With a Cotoneaster, you will be rewarded with a vigorous growing tree that can provide excellent ramifications. 


BONSAI CARE


The Cotoneaster grows well outdoors from early spring to late fall, after which it needs to be winterized. Its delicate branching is excellent for designing into a Bonsai and does very well with wiring and pruning. 


Watering:

  1. The Cotoneaster prefers lots of water during hot summers but can also withstand short periods of drought, making it an excellent choice for people that travel. 
  2. The soil only needs to be kept slightly moist during the winter to prevent root rot. 


  • Training: Cotoneaster takes very well to pruning and wiring. Young branches can be easily shaped with wire, but older branches tend to harden and snap if bent too far. Older branches are best to prune during the spring, while younger shoots can be pruned year-round to maintain their design and shape. 


  • Repotting: repot once every 1-2 years for younger trees and 2-3 years for more mature trees. Cotoneaster takes root pruning very well and makes great Shohin or Mame specimens. 


PRODUCT DETAILS

YOUNG: 6"-12" tall, comes in a 6" grower's pot. 

MATURE: 8" - 16" tall, comes in an 8" handmade ceramic pot.

 

These are not seeds - But an Actual Living Bonsai Tree.

Please see our Choosing a Bonsai page for the age and dimensions regarding the different stages of our Bonsai (Baby, Young, & Mature).

Soil (Substrate)

Bonsai soils are usually a mixture of organic potting compost (Pine Bark or Forest Floor), Akadamapumice, lava rock in varying amounts. 

It is important for the soil have good water retention while also draining well, along with very good aeration. The quality of the soil directly affects the health, size and growth of your tree. One of the worst things you can do to your tree is plant it in regular garden soil. Garden soil hardens when it drys and can often lead to a disadvantage when growing a Bonsai. 

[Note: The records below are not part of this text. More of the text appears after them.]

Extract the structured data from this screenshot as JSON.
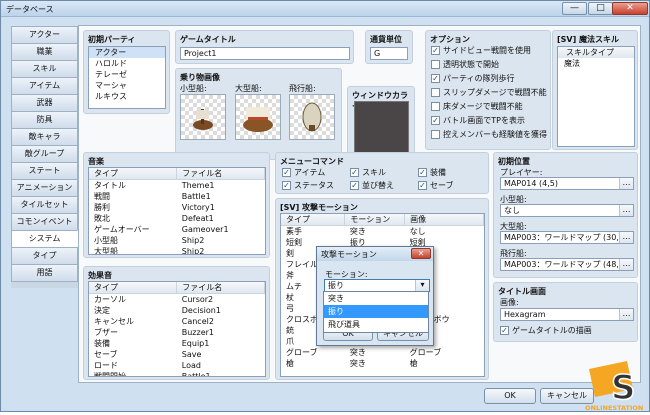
{
  "window": {
    "title": "データベース",
    "controls": {
      "minimize": "—",
      "maximize": "□",
      "close": "✕"
    }
  },
  "tabs": [
    "アクター",
    "職業",
    "スキル",
    "アイテム",
    "武器",
    "防具",
    "敵キャラ",
    "敵グループ",
    "ステート",
    "アニメーション",
    "タイルセット",
    "コモンイベント",
    "システム",
    "タイプ",
    "用語"
  ],
  "selected_tab": "システム",
  "party": {
    "heading": "初期パーティ",
    "members": [
      "アクター",
      "ハロルド",
      "テレーゼ",
      "マーシャ",
      "ルキウス"
    ]
  },
  "game_title": {
    "heading": "ゲームタイトル",
    "value": "Project1"
  },
  "currency": {
    "heading": "通貨単位",
    "value": "G"
  },
  "vehicle_images": {
    "heading": "乗り物画像",
    "labels": [
      "小型船:",
      "大型船:",
      "飛行船:"
    ]
  },
  "window_color": {
    "heading": "ウィンドウカラー",
    "color": "#4a4648"
  },
  "options": {
    "heading": "オプション",
    "items": [
      {
        "label": "サイドビュー戦闘を使用",
        "checked": true
      },
      {
        "label": "透明状態で開始",
        "checked": false
      },
      {
        "label": "パーティの隊列歩行",
        "checked": true
      },
      {
        "label": "スリップダメージで戦闘不能",
        "checked": false
      },
      {
        "label": "床ダメージで戦闘不能",
        "checked": false
      },
      {
        "label": "バトル画面でTPを表示",
        "checked": true
      },
      {
        "label": "控えメンバーも経験値を獲得",
        "checked": false
      }
    ]
  },
  "magic_skills": {
    "heading": "[SV] 魔法スキル",
    "column": "スキルタイプ",
    "rows": [
      "魔法"
    ]
  },
  "music": {
    "heading": "音楽",
    "columns": [
      "タイプ",
      "ファイル名"
    ],
    "rows": [
      [
        "タイトル",
        "Theme1"
      ],
      [
        "戦闘",
        "Battle1"
      ],
      [
        "勝利",
        "Victory1"
      ],
      [
        "敗北",
        "Defeat1"
      ],
      [
        "ゲームオーバー",
        "Gameover1"
      ],
      [
        "小型船",
        "Ship2"
      ],
      [
        "大型船",
        "Ship2"
      ],
      [
        "飛行船",
        "Ship1"
      ]
    ]
  },
  "sounds": {
    "heading": "効果音",
    "columns": [
      "タイプ",
      "ファイル名"
    ],
    "rows": [
      [
        "カーソル",
        "Cursor2"
      ],
      [
        "決定",
        "Decision1"
      ],
      [
        "キャンセル",
        "Cancel2"
      ],
      [
        "ブザー",
        "Buzzer1"
      ],
      [
        "装備",
        "Equip1"
      ],
      [
        "セーブ",
        "Save"
      ],
      [
        "ロード",
        "Load"
      ],
      [
        "戦闘開始",
        "Battle1"
      ]
    ]
  },
  "menu_commands": {
    "heading": "メニューコマンド",
    "items": [
      {
        "label": "アイテム",
        "checked": true
      },
      {
        "label": "スキル",
        "checked": true
      },
      {
        "label": "装備",
        "checked": true
      },
      {
        "label": "ステータス",
        "checked": true
      },
      {
        "label": "並び替え",
        "checked": true
      },
      {
        "label": "セーブ",
        "checked": true
      }
    ]
  },
  "attack_motions": {
    "heading": "[SV] 攻撃モーション",
    "columns": [
      "タイプ",
      "モーション",
      "画像"
    ],
    "rows": [
      [
        "素手",
        "突き",
        "なし"
      ],
      [
        "短剣",
        "振り",
        "短剣"
      ],
      [
        "剣",
        "",
        "剣"
      ],
      [
        "フレイル",
        "",
        ""
      ],
      [
        "斧",
        "",
        ""
      ],
      [
        "ムチ",
        "",
        ""
      ],
      [
        "杖",
        "",
        ""
      ],
      [
        "弓",
        "",
        ""
      ],
      [
        "クロスボウ",
        "",
        "クロスボウ"
      ],
      [
        "銃",
        "",
        ""
      ],
      [
        "爪",
        "",
        ""
      ],
      [
        "グローブ",
        "突き",
        "グローブ"
      ],
      [
        "槍",
        "突き",
        "槍"
      ]
    ]
  },
  "start_position": {
    "heading": "初期位置",
    "rows": [
      {
        "label": "プレイヤー:",
        "value": "MAP014 (4,5)"
      },
      {
        "label": "小型船:",
        "value": "なし"
      },
      {
        "label": "大型船:",
        "value": "MAP003：ワールドマップ (30,48)"
      },
      {
        "label": "飛行船:",
        "value": "MAP003：ワールドマップ (48,11)"
      }
    ],
    "button": "…"
  },
  "title_screen": {
    "heading": "タイトル画面",
    "image_label": "画像:",
    "image_value": "Hexagram",
    "draw_title": {
      "label": "ゲームタイトルの描画",
      "checked": true
    }
  },
  "dialog": {
    "title": "攻撃モーション",
    "close": "✕",
    "motion_label": "モーション:",
    "motion_value": "振り",
    "options": [
      "突き",
      "振り",
      "飛び道具"
    ],
    "highlighted": "振り",
    "ok": "OK",
    "cancel": "キャンセル"
  },
  "footer": {
    "ok": "OK",
    "cancel": "キャンセル"
  },
  "watermark": {
    "letter": "S",
    "text": "ONLINESTATION"
  }
}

Soil mixtures can be purchased here, but given their weight and cost of shipping, you can also easily make your own. 

 

Depending on the type of Bonsai you're growing, here are the general formulas for successful mixtures. 

Deciduous Tree (Leafy and looses leafs in the fall)

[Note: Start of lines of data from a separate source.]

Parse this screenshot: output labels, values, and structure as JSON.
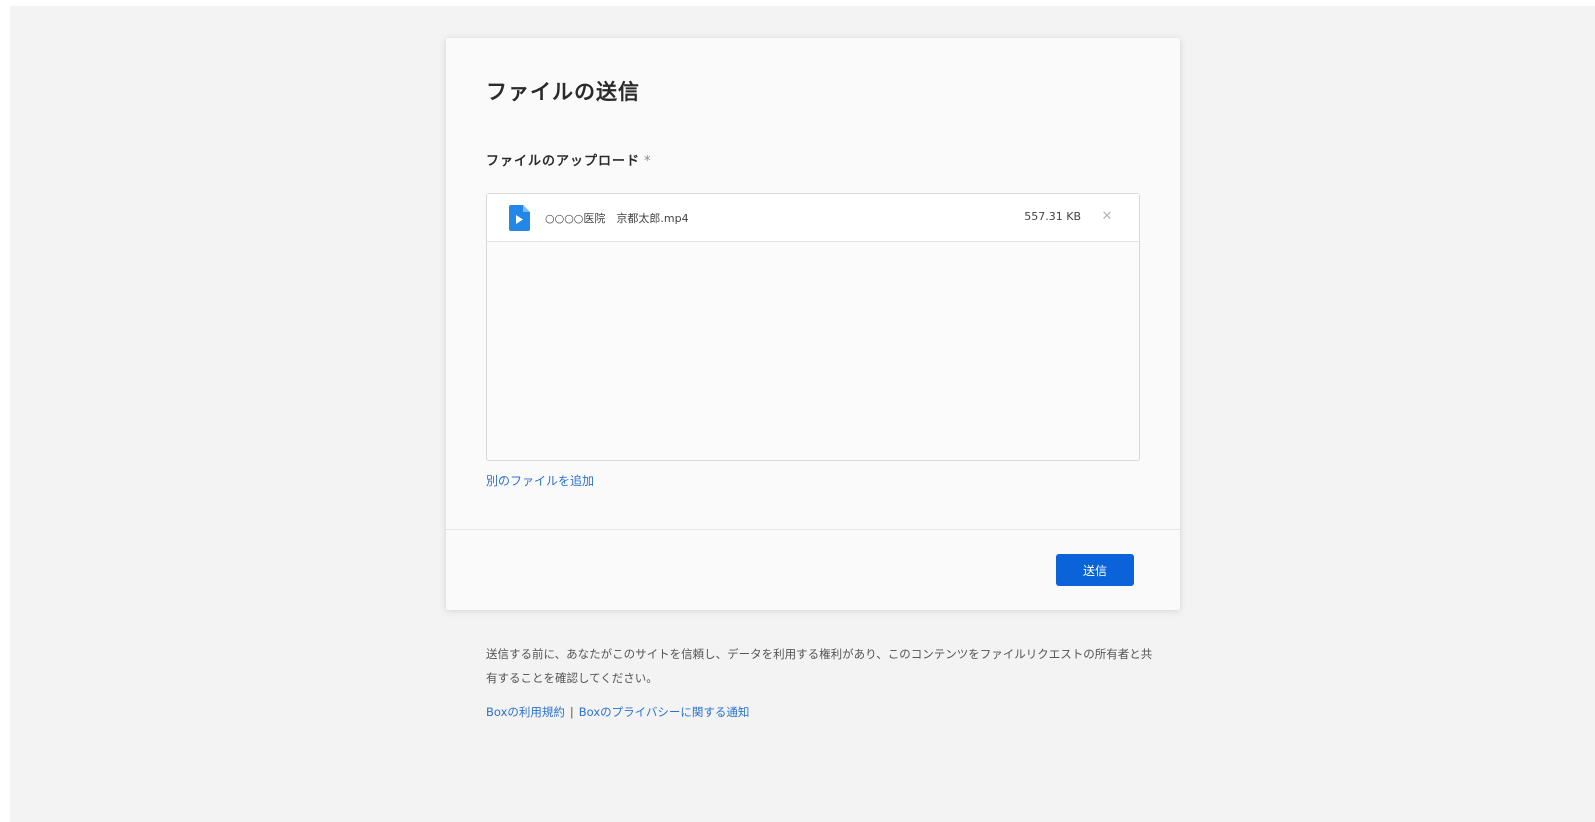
{
  "dialog": {
    "title": "ファイルの送信",
    "upload_label": "ファイルのアップロード",
    "required_mark": "*"
  },
  "file_list": {
    "items": [
      {
        "name": "○○○○医院　京都太郎.mp4",
        "size": "557.31 KB",
        "icon": "video-file-icon",
        "remove_icon": "close-icon",
        "remove_glyph": "✕"
      }
    ]
  },
  "actions": {
    "add_file_label": "別のファイルを追加",
    "submit_label": "送信"
  },
  "footer": {
    "disclaimer": "送信する前に、あなたがこのサイトを信頼し、データを利用する権利があり、このコンテンツをファイルリクエストの所有者と共有することを確認してください。",
    "terms_link": "Boxの利用規約",
    "separator": "|",
    "privacy_link": "Boxのプライバシーに関する通知"
  },
  "colors": {
    "primary_button": "#0a63d8",
    "link": "#2a71d0",
    "file_icon": "#2486e6"
  }
}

50% Akadama

20% Pumice

20% Lava Rock

10% Potting Compost

 

Coniferous Tree (Evergreen like Juniper, Cedar)

1/3 Akadama

1/3 Pumice

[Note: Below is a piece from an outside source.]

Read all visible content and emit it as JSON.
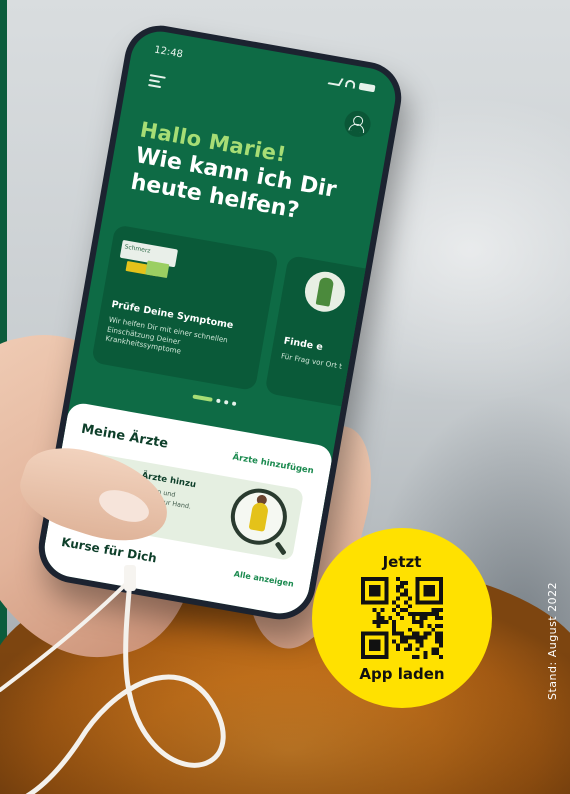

1/3 Lava Rock

 

If you are not able to check on your Bonsai's moisture levels daily, add more Akadama to the mix. 

Given how these soils erode over time, repotting every 2-3 years is required. 

 

Here are some suitable replacements if you cannot find the recommended types of soil.

  • Akadama - fine fired or baked clays, some even recommend cat litter as a substitute. 
  • Pumice - fine crushed aggregates, expanded shale and vermiculite.
  • Lava Rock - This can be replaced with fine gravel or you can also look into purchasing a larger lava rock at a hardware or gardening centre and crushing it. 

 

Fertilizer

One of the best and easiest ways to fertilize your Bonsai, is to add a liquid fertilizer mix when water your Bonsai's once a month during the spring/summer. If your Bonsai looses leaves in the winter there is no need to fertilize it then. If you have a coniferous tree, fertilizing the tree once in the beginning of winter and once in the middle of winter should be sufficient.

  

Customer Reviews

Based on 1 review
100%
(1)
0%
(0)
0%
(0)
0%
(0)
0%
(0)
G
Guylaine Branchaud (Candiac, CA)
Healthy plant!

Healthy plant receive well package and protected. Satisfied customer!

You may also like

Recently viewed